I found the story of these Scandinavian immigrant soldiers to be really captivating. So much so that I wrote an article for Military Vet Shop on the unit: "A Summary History of the 99th Infantry Battalion." I hope you'll give it a read and share it with others, as this unique unit deserves recognition and remembrance.

Monday, July 1, 2013

Will the Army retire the "Band of Brothers"?


The wars are winding down and the budget is shrinking. The United States Army, as it has done after every period of conflict, will go through a cycle of downsizing. The goal this time around is to reduce active army forces by about 80,000 soldiers. This move will be accomplished in the deactivation of 12 combat brigades. One of those on the chopping block is the 4th Brigade Combat Team of the 101st Airborne Division at Fort Campbell, Kentucky. Part of this BCT is the first and second battalions of the 506th Infantry Regiment (1/506 and 2/506), therefore making this brigade the modern manifestation of the "Band of Brothers."

As expected, there is a collective howl coming from those veterans and others with an affinity toward the lineage of the 506th Parachute Infantry Regiment. To their credit, The Huffington Post published a well done article on this, explaining that the 506th PIR of WWII fame earned that moniker of "Band of Brothers" for the title of the Stephen Ambrose book and the HBO miniseries of the same name. I can't do better than the Huff article for explaining the situation and what it means to keep storied units like this in an active status. The article also has a nice summary history of the 506th Infantry from its birth during WWII, through Vietnam and their recent participation in Iraq and Afghanistan. However, I will say that from the beginning of this blog a recurring theme I write about is the importance of a military unit's history to the esprit of its soldiers and veterans.
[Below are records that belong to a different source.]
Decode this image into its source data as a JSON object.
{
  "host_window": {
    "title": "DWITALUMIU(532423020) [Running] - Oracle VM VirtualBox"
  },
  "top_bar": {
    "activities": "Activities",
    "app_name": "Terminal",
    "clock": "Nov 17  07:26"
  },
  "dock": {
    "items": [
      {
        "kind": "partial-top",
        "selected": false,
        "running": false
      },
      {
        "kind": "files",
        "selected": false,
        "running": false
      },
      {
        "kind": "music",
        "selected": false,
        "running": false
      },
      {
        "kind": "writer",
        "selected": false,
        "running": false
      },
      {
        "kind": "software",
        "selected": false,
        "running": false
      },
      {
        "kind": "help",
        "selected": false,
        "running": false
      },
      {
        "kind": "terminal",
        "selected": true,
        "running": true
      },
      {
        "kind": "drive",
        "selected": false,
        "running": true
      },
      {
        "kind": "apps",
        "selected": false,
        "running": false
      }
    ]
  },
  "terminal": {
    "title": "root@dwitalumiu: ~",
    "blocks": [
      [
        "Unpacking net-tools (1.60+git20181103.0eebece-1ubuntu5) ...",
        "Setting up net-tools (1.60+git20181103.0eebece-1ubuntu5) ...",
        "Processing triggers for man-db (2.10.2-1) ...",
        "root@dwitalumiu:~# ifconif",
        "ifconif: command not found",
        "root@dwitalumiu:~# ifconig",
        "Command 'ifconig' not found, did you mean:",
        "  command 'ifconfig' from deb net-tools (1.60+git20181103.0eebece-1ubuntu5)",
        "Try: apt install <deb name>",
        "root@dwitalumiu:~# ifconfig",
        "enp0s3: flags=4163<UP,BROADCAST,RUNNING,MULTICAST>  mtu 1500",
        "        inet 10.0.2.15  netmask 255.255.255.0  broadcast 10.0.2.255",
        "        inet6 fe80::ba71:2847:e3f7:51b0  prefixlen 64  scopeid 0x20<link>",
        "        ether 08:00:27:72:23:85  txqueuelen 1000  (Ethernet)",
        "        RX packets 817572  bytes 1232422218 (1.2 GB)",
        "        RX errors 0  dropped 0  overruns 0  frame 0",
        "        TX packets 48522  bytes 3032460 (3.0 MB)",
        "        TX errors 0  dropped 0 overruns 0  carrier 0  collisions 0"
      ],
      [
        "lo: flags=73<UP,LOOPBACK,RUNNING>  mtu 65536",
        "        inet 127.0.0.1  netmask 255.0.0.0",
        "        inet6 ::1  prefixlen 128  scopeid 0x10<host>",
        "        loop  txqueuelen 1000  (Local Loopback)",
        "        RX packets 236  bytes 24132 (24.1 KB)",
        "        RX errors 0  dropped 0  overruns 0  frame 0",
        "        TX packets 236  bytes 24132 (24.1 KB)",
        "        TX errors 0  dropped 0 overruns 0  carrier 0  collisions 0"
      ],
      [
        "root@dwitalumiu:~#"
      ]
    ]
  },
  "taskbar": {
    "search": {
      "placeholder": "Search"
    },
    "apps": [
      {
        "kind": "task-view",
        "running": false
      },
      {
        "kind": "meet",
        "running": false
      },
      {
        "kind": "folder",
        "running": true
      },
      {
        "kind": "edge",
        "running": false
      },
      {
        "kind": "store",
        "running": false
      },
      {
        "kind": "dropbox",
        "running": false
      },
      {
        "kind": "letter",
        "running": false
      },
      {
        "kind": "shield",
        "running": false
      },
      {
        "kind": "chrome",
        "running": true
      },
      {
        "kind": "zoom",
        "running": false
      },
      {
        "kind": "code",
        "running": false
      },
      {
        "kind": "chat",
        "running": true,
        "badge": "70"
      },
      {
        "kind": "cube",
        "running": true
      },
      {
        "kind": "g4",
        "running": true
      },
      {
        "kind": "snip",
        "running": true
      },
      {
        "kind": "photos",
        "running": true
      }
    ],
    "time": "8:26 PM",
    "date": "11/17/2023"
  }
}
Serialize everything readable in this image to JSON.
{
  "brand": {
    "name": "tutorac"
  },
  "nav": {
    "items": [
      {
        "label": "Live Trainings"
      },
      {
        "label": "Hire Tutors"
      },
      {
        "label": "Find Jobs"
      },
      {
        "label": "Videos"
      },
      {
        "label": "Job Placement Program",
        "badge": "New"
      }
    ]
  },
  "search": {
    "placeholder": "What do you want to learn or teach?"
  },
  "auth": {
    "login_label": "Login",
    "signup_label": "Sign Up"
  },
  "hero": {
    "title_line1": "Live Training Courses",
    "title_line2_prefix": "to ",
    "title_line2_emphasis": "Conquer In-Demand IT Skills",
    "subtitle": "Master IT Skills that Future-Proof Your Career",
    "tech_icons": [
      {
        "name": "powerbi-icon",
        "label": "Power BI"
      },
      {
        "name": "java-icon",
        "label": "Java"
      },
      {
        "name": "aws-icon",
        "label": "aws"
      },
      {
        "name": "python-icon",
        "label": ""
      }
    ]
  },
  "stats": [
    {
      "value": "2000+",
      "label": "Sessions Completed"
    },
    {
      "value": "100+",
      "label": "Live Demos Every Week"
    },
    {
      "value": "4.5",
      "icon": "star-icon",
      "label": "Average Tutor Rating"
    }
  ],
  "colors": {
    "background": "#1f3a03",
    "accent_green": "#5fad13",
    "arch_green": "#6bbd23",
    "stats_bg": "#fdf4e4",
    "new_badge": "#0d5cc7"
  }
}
Courtesy www.MilitaryVetShop.com.
Unfortunately I've come to the conclusion that the Department of the Army just doesn't get it. When the Army went from organizing by regiment to divisions, that was okay from a lineage standpoint because soldiers have always taken pride in the shoulder patch of their parent unit and regiments were the building
blocks of the Army that could move from one division to another. However when the Army began to create brigade combat teams that would deploy separately, without their division headquarters like some kind of "plug and play" component, the shoulder sleeve insignia lost a lot of its meaning. The Army's plan was to provide the battalions within these BCTs a regimental affiliation so that the soldiers would have an anchor of unit history and tradition, that - with a few exceptions like the 173rd Airborne Brigade and the Armored Cavalry Regiments - really had nothing to do with the BCT or the division the battalion was assigned to. And now that disregard for lineage, tradition, and unit history has come full circle because apparently decisions on which brigades to deactivate are being made with a total disregard for the regimental affiliations of the battalions within that brigade.

Why bother with unit crests or shoulder sleeve insignia at all? Maybe soldiers could just wear bar codes?